He's got a cocky lilt to his speech and it sounds like he enjoys having the upper hand in this conversation. Anna, on the verge of tears, lies: "Not in this case."
After this introductory segment, Mark and Anna lose the ability to communicate sensibly. It's like they're reading ponderous textbooks when they're talking to each other and thus are only digesting a portion of the information they're receiving. Without the ability to trust each other, Mark and Anna both start to act out in their own ways. He acts like a hurt school boy, his eyes bulging as he looks for excuses to dismiss or think less of Anna. Even the comically aloof Heinrich (Heinz Bennent), the man Anna cheated on Mark with, notices this aspect to Mark's post-break-up personality. Heinrich subsequently recommends that Mark should "just accept Anna's ways ... The key being the infinitive: to accept."
But when does the really crazy stuff come in, you ask? That's just it: In Possession, the totally mundane is also totally crazy, and vice versa. After Heinrich tells Mark to accept things as they are, they have a cerebral but tellingly unhinged conversation about God, of all things, and they both agree that God is like a disease:
Heinrich, while seated with his leg crossed on an exercise bicycle: “There’s nothing to fear, except God, whatever that means to you.”
Mark, finally having stopped searching Heinrich's apartment for Anna: “For me, God is a disease.”
Heinrich, without missing a beat: “That’s why through disease we can reach God.”
Zulawski also apparently believes in the soundness of this apparently unsound philosophy. His faith in Mark and Heinrich's ramshackle pontificating is inexplicably confirmed by the film's aesthetic, especially the spasmodic way Possession was edited and shot. The camera frequently spins around objects several times or lurks around corners or dives under obstructions for no apparent reason.
Just by watching Possession, you, the viewer, go through a transitional period of denial, the kind that comes with any infection. Then, hopefully, you accept what's happening to you as normal. And then you see the film for what it really is: a film-shaped virus.
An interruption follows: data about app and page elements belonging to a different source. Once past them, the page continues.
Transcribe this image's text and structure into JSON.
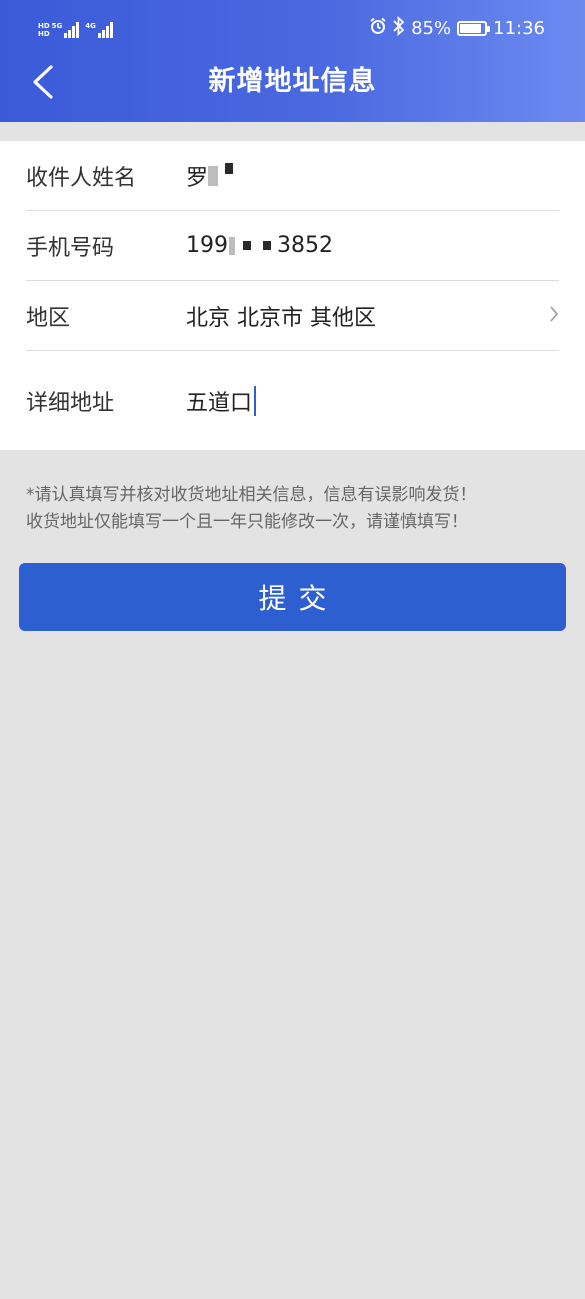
{
  "status_bar": {
    "signal1_tag_top": "HD",
    "signal1_tag_bottom": "HD",
    "signal1_type": "5G",
    "signal2_type": "4G",
    "battery_percent_text": "85%",
    "battery_level": 0.85,
    "time": "11:36",
    "icons": [
      "alarm-icon",
      "bluetooth-icon",
      "battery-icon"
    ]
  },
  "header": {
    "title": "新增地址信息",
    "back_icon": "chevron-left-icon"
  },
  "form": {
    "name": {
      "label": "收件人姓名",
      "value": "罗"
    },
    "phone": {
      "label": "手机号码",
      "value_prefix": "199",
      "value_suffix": "3852"
    },
    "region": {
      "label": "地区",
      "value": "北京 北京市 其他区",
      "icon": "chevron-right-icon"
    },
    "address": {
      "label": "详细地址",
      "value": "五道口"
    }
  },
  "notice": {
    "line1": "*请认真填写并核对收货地址相关信息，信息有误影响发货！",
    "line2": "收货地址仅能填写一个且一年只能修改一次，请谨慎填写！"
  },
  "submit": {
    "label": "提交"
  },
  "colors": {
    "header_start": "#3a5ad8",
    "header_end": "#6c8af0",
    "button": "#2e5fd0",
    "background": "#e3e3e3"
  }
}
Heinrich and Mark's exchange also explains the deranged abandon with which Neill and Adjani tackle their respective roles. Though Neill makes googly eyes and swings precariously in his home's rocking chair, Adjani clearly is the better over-actor. Adjani has to freak out on a totally separate histrionic plane than Neill does, like in the scene in which she screams while bashing her groceries around an empty subway tunnel or when she sobs in terror as she looks up at Christ on the cross while something, possibly Jesus, creeks and creeks and creeks.
Adjani also has two roles to Neill's one: She also plays Helen, Bob's schoolteacher and a dead ringer for Anna. Nobody but Mark notices Helen's resemblance to Anna and once he's made the connection, he never brings it up again, as if it were just an everyday occurrence. She has to be a benevolent know-nothing saint and a femme possessed, too--no mean feat.
And oh yeah, how about that evil tentacle-monster thing that Anna has shacked up with after she leaves both Mark and Heinrich? The monster, which was designed by E.T. creature-designer Carlo Rambaldi, is a sentient being that thrives on psychic violence. It's mired in filth and goop and sex and sin and confusion.
If you get up to the part in Possession where you finally see it, you won't laugh at it. By that point, you'll be too estranged to care. Don't mind the tentacled elephant in the room; he's just another symptom of the film's particular brand of madness.